■ Excerpted records:
.....

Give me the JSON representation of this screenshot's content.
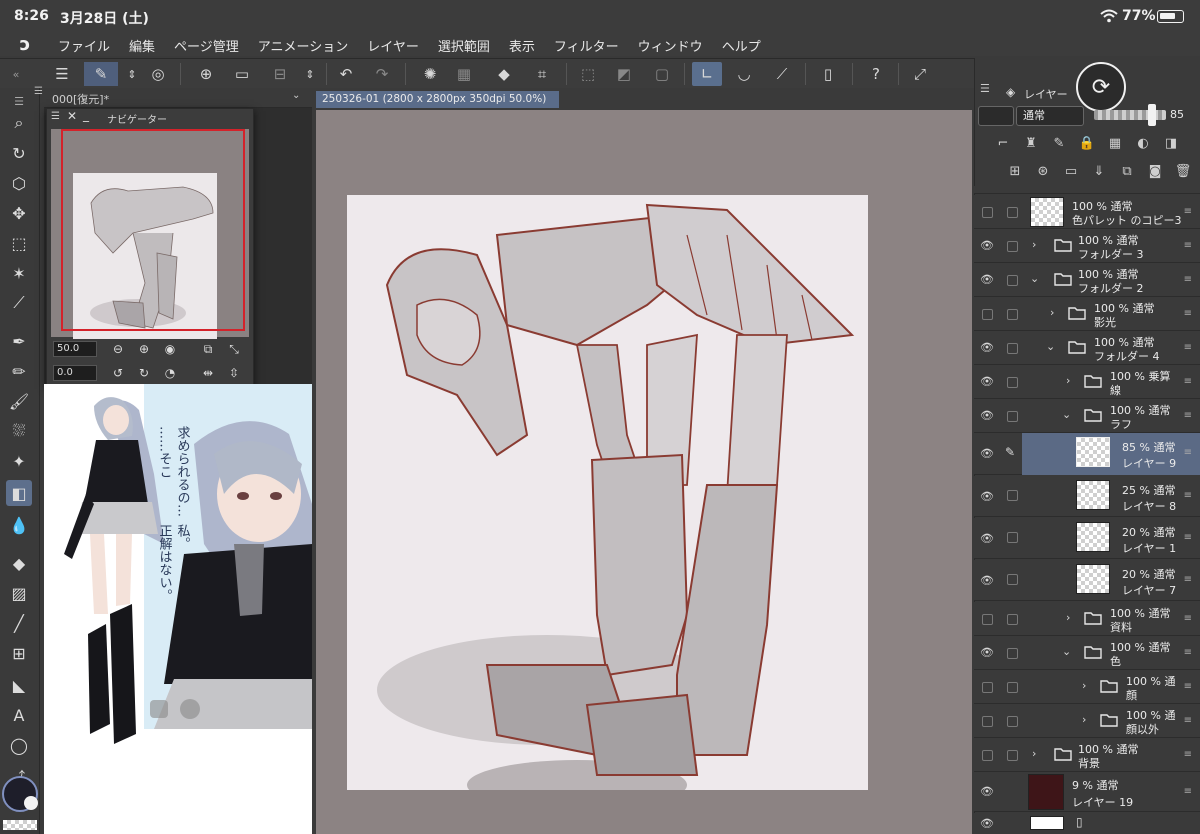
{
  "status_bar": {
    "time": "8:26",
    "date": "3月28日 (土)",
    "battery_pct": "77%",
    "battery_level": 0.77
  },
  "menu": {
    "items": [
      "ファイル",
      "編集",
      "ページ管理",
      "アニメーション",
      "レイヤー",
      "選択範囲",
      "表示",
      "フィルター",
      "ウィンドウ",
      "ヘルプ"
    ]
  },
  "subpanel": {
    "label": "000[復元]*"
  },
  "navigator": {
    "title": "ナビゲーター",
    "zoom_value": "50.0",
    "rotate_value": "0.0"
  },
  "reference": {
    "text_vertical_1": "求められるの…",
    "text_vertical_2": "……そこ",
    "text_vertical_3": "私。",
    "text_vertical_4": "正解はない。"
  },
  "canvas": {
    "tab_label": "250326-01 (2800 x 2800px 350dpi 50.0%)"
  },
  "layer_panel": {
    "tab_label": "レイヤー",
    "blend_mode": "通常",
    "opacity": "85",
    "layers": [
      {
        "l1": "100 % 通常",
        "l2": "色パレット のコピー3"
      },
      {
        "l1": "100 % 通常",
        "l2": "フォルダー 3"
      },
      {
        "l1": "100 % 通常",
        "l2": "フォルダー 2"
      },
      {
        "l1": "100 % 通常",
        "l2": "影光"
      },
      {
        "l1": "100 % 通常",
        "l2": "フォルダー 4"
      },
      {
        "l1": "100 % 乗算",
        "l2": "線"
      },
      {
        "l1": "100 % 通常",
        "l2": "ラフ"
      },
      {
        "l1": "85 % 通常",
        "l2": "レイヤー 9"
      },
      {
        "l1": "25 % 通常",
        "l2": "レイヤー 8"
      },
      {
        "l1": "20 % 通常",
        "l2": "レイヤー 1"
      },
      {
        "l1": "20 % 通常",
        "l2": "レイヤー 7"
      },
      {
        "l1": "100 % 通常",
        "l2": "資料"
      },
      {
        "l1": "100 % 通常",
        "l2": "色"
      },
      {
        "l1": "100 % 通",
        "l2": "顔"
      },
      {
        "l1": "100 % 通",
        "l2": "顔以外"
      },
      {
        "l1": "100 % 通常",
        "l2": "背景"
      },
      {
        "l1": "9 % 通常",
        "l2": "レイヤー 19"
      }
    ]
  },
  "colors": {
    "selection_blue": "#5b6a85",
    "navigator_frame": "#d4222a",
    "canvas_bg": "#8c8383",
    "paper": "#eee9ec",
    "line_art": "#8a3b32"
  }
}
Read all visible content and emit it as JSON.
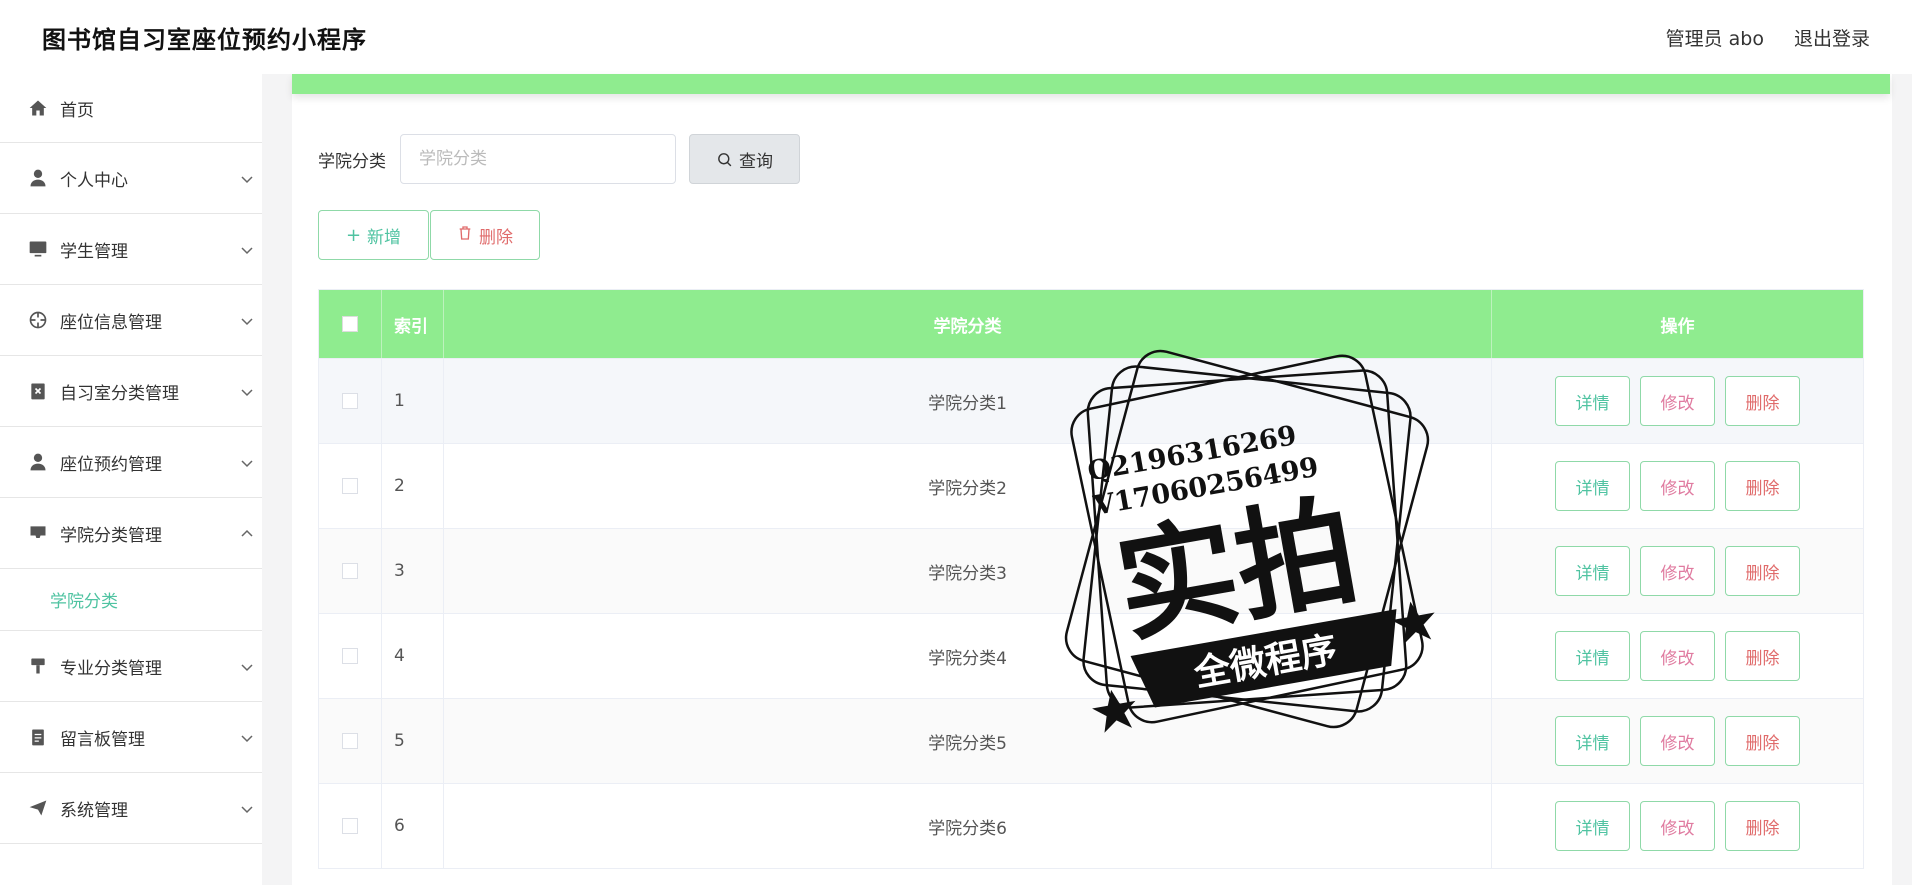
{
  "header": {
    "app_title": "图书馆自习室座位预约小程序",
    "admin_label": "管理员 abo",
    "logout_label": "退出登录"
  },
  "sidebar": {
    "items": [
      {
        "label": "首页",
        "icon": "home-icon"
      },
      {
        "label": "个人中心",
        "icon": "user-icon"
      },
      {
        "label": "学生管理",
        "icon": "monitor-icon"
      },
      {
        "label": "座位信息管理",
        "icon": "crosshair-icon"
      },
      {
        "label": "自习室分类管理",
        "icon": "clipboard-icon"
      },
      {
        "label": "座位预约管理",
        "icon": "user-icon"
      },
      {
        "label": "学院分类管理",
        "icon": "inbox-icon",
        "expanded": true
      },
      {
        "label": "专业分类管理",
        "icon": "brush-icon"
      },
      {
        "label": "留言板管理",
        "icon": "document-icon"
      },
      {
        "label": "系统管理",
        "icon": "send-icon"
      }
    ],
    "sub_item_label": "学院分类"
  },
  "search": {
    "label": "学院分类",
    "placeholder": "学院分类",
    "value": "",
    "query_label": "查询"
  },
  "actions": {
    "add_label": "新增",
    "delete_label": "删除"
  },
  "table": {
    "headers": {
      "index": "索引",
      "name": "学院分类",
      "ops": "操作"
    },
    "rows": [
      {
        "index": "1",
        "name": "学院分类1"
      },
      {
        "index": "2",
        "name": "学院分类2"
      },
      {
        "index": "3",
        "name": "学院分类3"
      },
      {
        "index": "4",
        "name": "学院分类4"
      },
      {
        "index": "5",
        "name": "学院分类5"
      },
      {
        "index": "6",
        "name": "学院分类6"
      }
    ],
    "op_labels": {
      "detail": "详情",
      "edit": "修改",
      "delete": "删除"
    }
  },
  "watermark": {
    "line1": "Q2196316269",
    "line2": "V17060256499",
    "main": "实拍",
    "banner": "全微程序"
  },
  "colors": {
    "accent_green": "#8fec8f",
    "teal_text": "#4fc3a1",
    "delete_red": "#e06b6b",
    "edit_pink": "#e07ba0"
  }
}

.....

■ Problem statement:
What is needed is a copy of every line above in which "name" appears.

■ Response below:
      "name": "学院分类",
        "name": "学院分类1"
        "name": "学院分类2"
        "name": "学院分类3"
        "name": "学院分类4"
        "name": "学院分类5"
        "name": "学院分类6"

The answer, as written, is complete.